Biosecurity knowledgeUnderstands and promotes biosecurity for industry.Aware of biosecurity principles but is not an advocate.Little appreciation for biosecurity and does not view it as an industry issue.
Foreign TravelDoes not travel out of the US or Canada.Limited travel outside of US or Canada without animal contact.Travel to foreign countries with animal contact in those countries.
Foreign VisitorsProhibits foreign visitor contact with animals or feeds.Foreign visitors may be in animal or feed areas after adequate quarantine.Visitors are permitted in animal or feed contact areas without screening or quarantine.
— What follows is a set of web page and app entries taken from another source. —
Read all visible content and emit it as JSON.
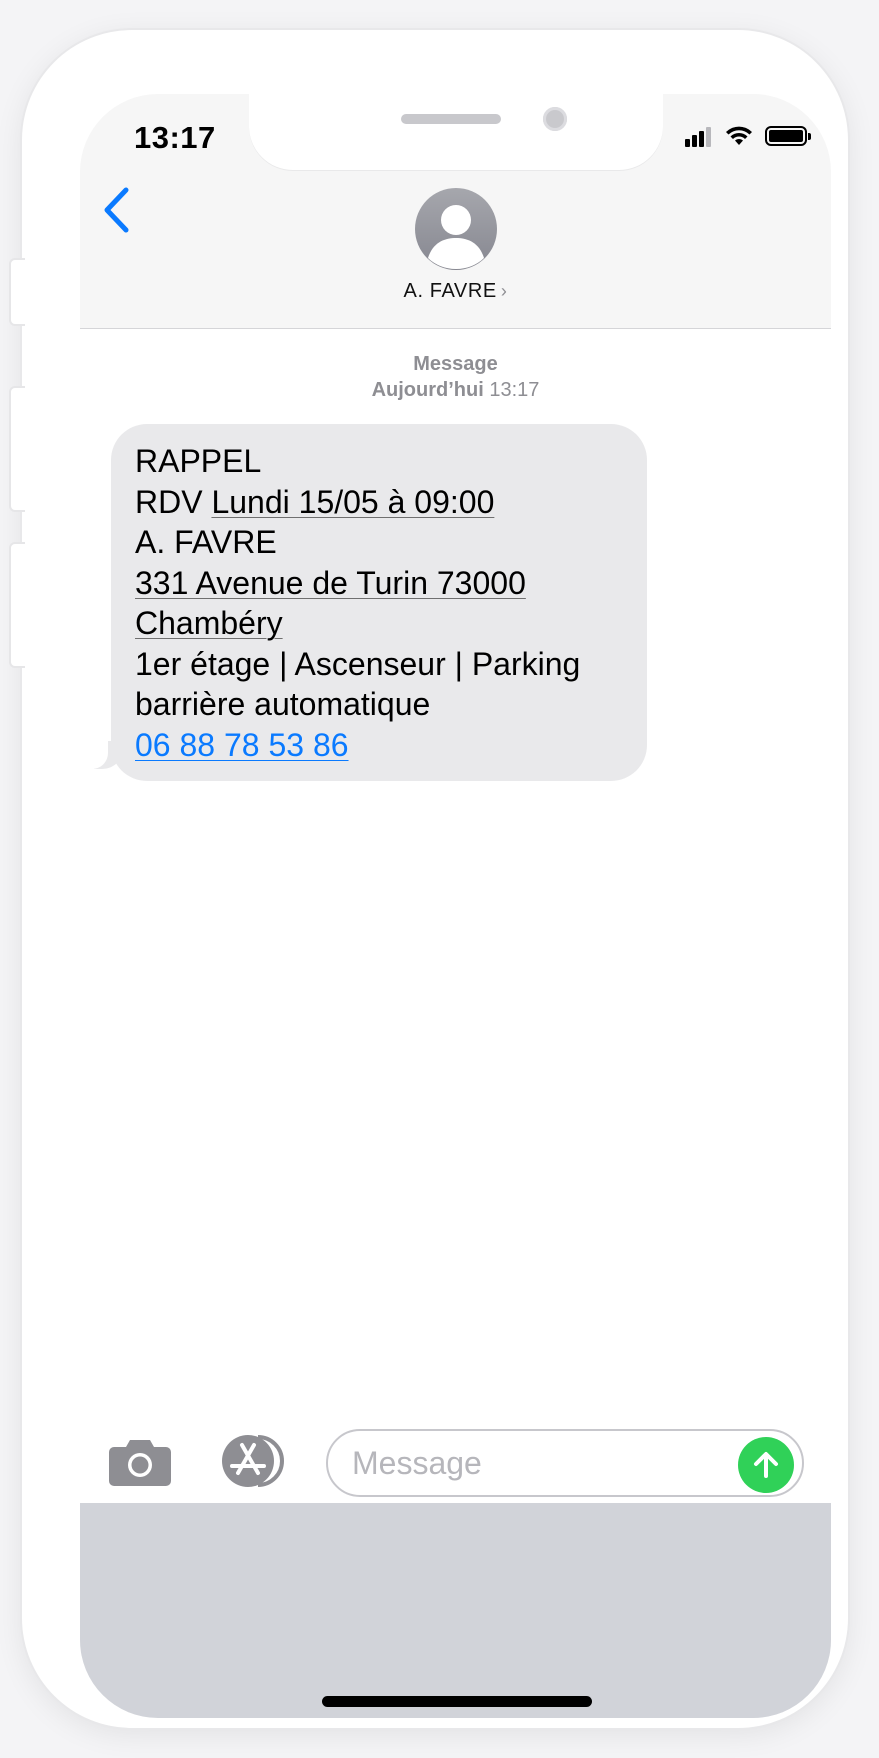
{
  "status_bar": {
    "time": "13:17",
    "icons": [
      "cellular-signal-icon",
      "wifi-icon",
      "battery-icon"
    ]
  },
  "header": {
    "contact_name": "A. FAVRE",
    "chevron": "›",
    "icons": [
      "back-chevron-icon",
      "contact-avatar-icon"
    ]
  },
  "conversation": {
    "service_label": "Message",
    "day": "Aujourd’hui",
    "time": "13:17",
    "message_lines": {
      "l1": "RAPPEL",
      "l2_prefix": "RDV ",
      "l2_date": "Lundi 15/05 à 09:00",
      "l3": "A. FAVRE",
      "l4": "331 Avenue de Turin 73000",
      "l5": "Chambéry",
      "l6": "1er étage | Ascenseur | Parking",
      "l7": "barrière automatique",
      "phone": "06 88 78 53 86"
    }
  },
  "input_bar": {
    "placeholder": "Message",
    "icons": [
      "camera-icon",
      "app-store-icon",
      "send-arrow-icon"
    ]
  },
  "colors": {
    "accent_blue": "#0a7aff",
    "send_green": "#30d158",
    "bubble_gray": "#e9e9eb",
    "keyboard_gray": "#d1d3d9"
  }
}
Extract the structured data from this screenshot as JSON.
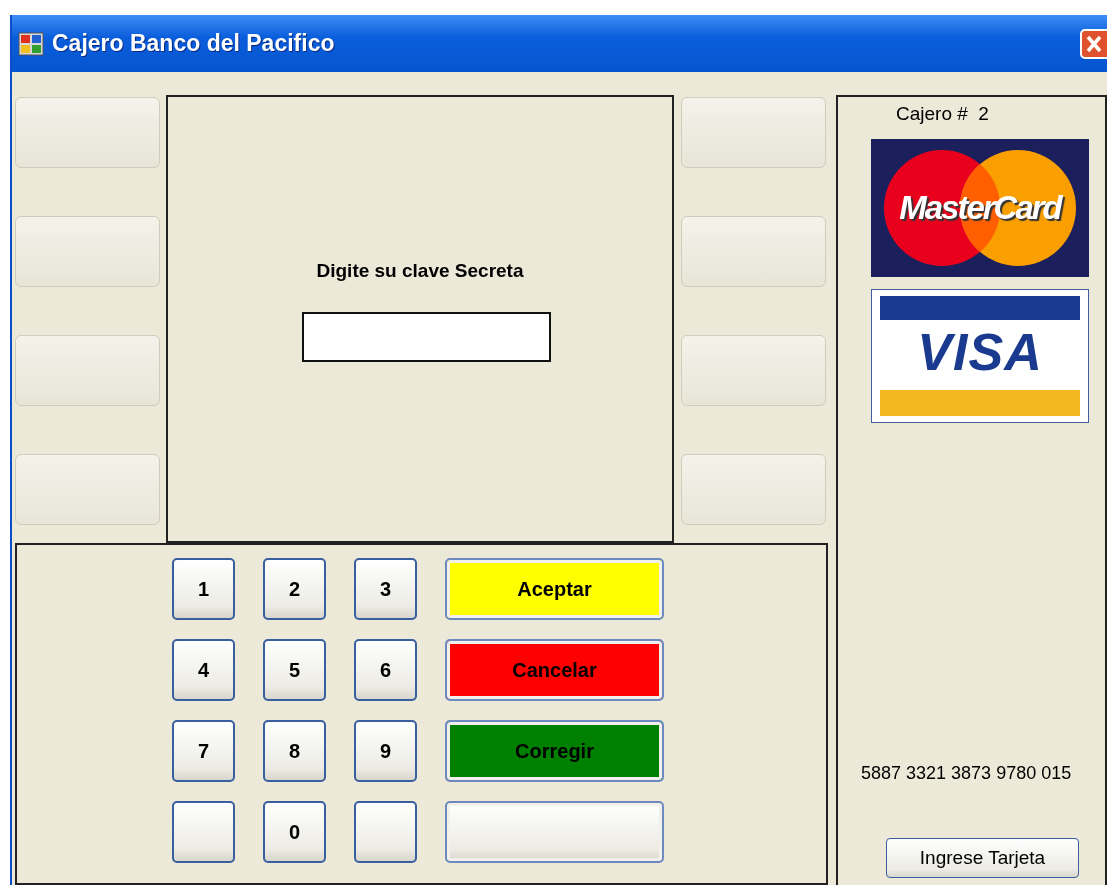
{
  "window": {
    "title": "Cajero Banco del Pacifico"
  },
  "screen": {
    "prompt": "Digite su clave Secreta"
  },
  "keypad": {
    "keys": [
      {
        "kind": "digit",
        "label": "1"
      },
      {
        "kind": "digit",
        "label": "2"
      },
      {
        "kind": "digit",
        "label": "3"
      },
      {
        "kind": "digit",
        "label": "4"
      },
      {
        "kind": "digit",
        "label": "5"
      },
      {
        "kind": "digit",
        "label": "6"
      },
      {
        "kind": "digit",
        "label": "7"
      },
      {
        "kind": "digit",
        "label": "8"
      },
      {
        "kind": "digit",
        "label": "9"
      },
      {
        "kind": "blank"
      },
      {
        "kind": "digit",
        "label": "0"
      },
      {
        "kind": "blank"
      }
    ],
    "actions": [
      {
        "kind": "action",
        "label": "Aceptar",
        "color": "#ffff00"
      },
      {
        "kind": "action",
        "label": "Cancelar",
        "color": "#ff0000"
      },
      {
        "kind": "action",
        "label": "Corregir",
        "color": "#008000"
      },
      {
        "kind": "blank"
      }
    ]
  },
  "side_panel": {
    "atm_label": "Cajero #  2",
    "card_logos": [
      "MasterCard",
      "VISA"
    ],
    "card_number": "5887 3321 3873 9780 015",
    "insert_button": "Ingrese Tarjeta"
  }
}
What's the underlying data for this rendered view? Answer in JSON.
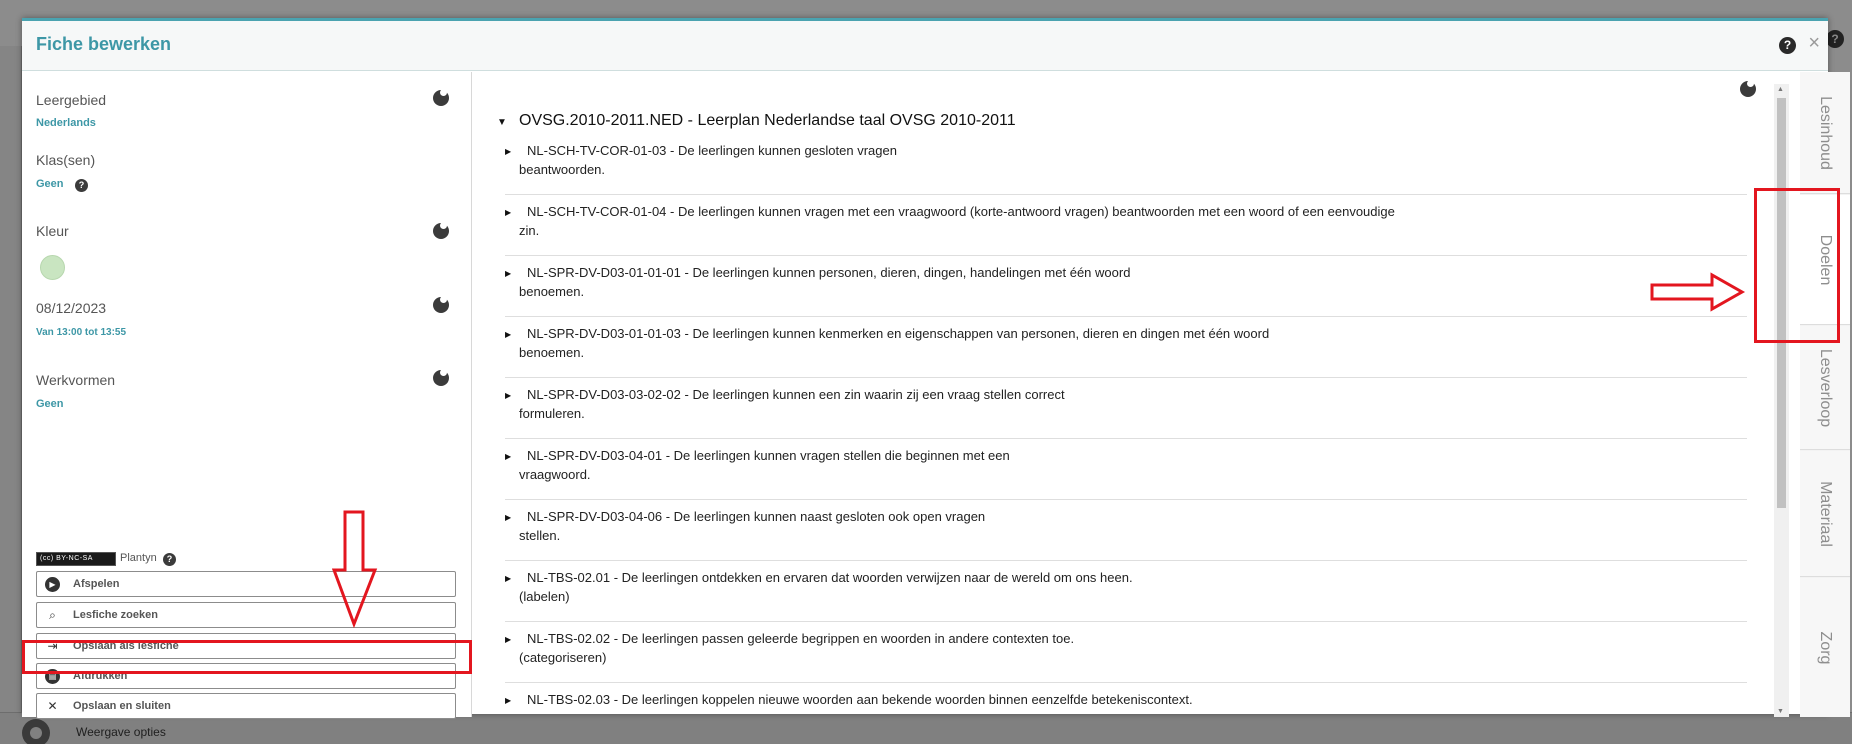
{
  "background": {
    "footer_label": "Weergave opties"
  },
  "modal": {
    "title": "Fiche bewerken",
    "help": "?",
    "close": "×"
  },
  "left_panel": {
    "leergebied": {
      "label": "Leergebied",
      "value": "Nederlands"
    },
    "klassen": {
      "label": "Klas(sen)",
      "value": "Geen"
    },
    "kleur": {
      "label": "Kleur",
      "value_color": "#c9e5c1"
    },
    "datum": {
      "label": "08/12/2023",
      "value": "Van 13:00 tot 13:55"
    },
    "werkvormen": {
      "label": "Werkvormen",
      "value": "Geen"
    },
    "license": {
      "badge": "(cc) BY-NC-SA",
      "owner": "Plantyn"
    },
    "actions": [
      {
        "label": "Afspelen",
        "icon": "play-icon"
      },
      {
        "label": "Lesfiche zoeken",
        "icon": "search-document-icon"
      },
      {
        "label": "Opslaan als lesfiche",
        "icon": "save-as-icon"
      },
      {
        "label": "Afdrukken",
        "icon": "print-icon"
      },
      {
        "label": "Opslaan en sluiten",
        "icon": "close-icon"
      }
    ]
  },
  "main": {
    "root": "OVSG.2010-2011.NED - Leerplan Nederlandse taal OVSG 2010-2011",
    "goals": [
      {
        "line1": "NL-SCH-TV-COR-01-03 - De leerlingen kunnen gesloten vragen",
        "line2": "beantwoorden."
      },
      {
        "line1": "NL-SCH-TV-COR-01-04 - De leerlingen kunnen vragen met een vraagwoord (korte-antwoord vragen) beantwoorden met een woord of een eenvoudige",
        "line2": "zin."
      },
      {
        "line1": "NL-SPR-DV-D03-01-01-01 - De leerlingen kunnen personen, dieren, dingen, handelingen met één woord",
        "line2": "benoemen."
      },
      {
        "line1": "NL-SPR-DV-D03-01-01-03 - De leerlingen kunnen kenmerken en eigenschappen van personen, dieren en dingen met één woord",
        "line2": "benoemen."
      },
      {
        "line1": "NL-SPR-DV-D03-03-02-02 - De leerlingen kunnen een zin waarin zij een vraag stellen correct",
        "line2": "formuleren."
      },
      {
        "line1": "NL-SPR-DV-D03-04-01 - De leerlingen kunnen vragen stellen die beginnen met een",
        "line2": "vraagwoord."
      },
      {
        "line1": "NL-SPR-DV-D03-04-06 - De leerlingen kunnen naast gesloten ook open vragen",
        "line2": "stellen."
      },
      {
        "line1": "NL-TBS-02.01 - De leerlingen ontdekken en ervaren dat woorden verwijzen naar de wereld om ons heen.",
        "line2": "(labelen)"
      },
      {
        "line1": "NL-TBS-02.02 - De leerlingen passen geleerde begrippen en woorden in andere contexten toe.",
        "line2": "(categoriseren)"
      },
      {
        "line1": "NL-TBS-02.03 - De leerlingen koppelen nieuwe woorden aan bekende woorden binnen eenzelfde betekeniscontext.",
        "line2": ""
      }
    ]
  },
  "tabs": [
    {
      "label": "Lesinhoud"
    },
    {
      "label": "Doelen"
    },
    {
      "label": "Lesverloop"
    },
    {
      "label": "Materiaal"
    },
    {
      "label": "Zorg"
    }
  ],
  "annotation_color": "#e3161f"
}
Table 2. Other Animals - Livestock Exhibitions and Purchased Animals

Risk ConcernLow RiskModerate RiskHigh Risk
Purchased animalsScreening tests and quarantine for 30+ days after purchase.Minimal screening; quarantine for only 15-30 days.No screening; no quarantine or <15 days.
Protective outer clothingClothing and boots worn on home farm and not worn to different farms or animal events.Clean clothing and disposable boots or sanitized boots.Clothing or boots worn on home farm and also worn to different animal events.
ImmunizationsTimely, comprehensive plan coordinated with veterinarian.Immunization based on show regulations but not necessarily part of total plan.Haphazard immunization plan that is not coordinated nor professionally supervised.
Animal transportationHaul own animals only in your trailer or truck.Haul animals in another's truck or trailer that has been cleaned or sanitized.Haul animals in another's truck or trailer without sanitation.
Equipment at exhibition or saleOnly use grooming, feeding or watering equipment for your animals.Clean equipment before sharing.Equipment shared without cleaning or sanitation.
Contact of public with animalsProhibit people from petting and feeding of your animals.Allow petting but discourage people from feeding your animals.Allow public to pet and/or feed animals.
Isolation after exhibitionIsolate for 15 days after exhibition.Isolate for >7 days but <15 days after exhibition.Isolate for <7 days after exhibition.

Prepared by Drs. Ernest Hovingh, Bhushan Jayarao, Robert Van Saun, David Wolfgang and Lawrence Hutchinson; Veterinary Extension & Applied Reserach Team, Department of Veterinary & Biomedical Sciences..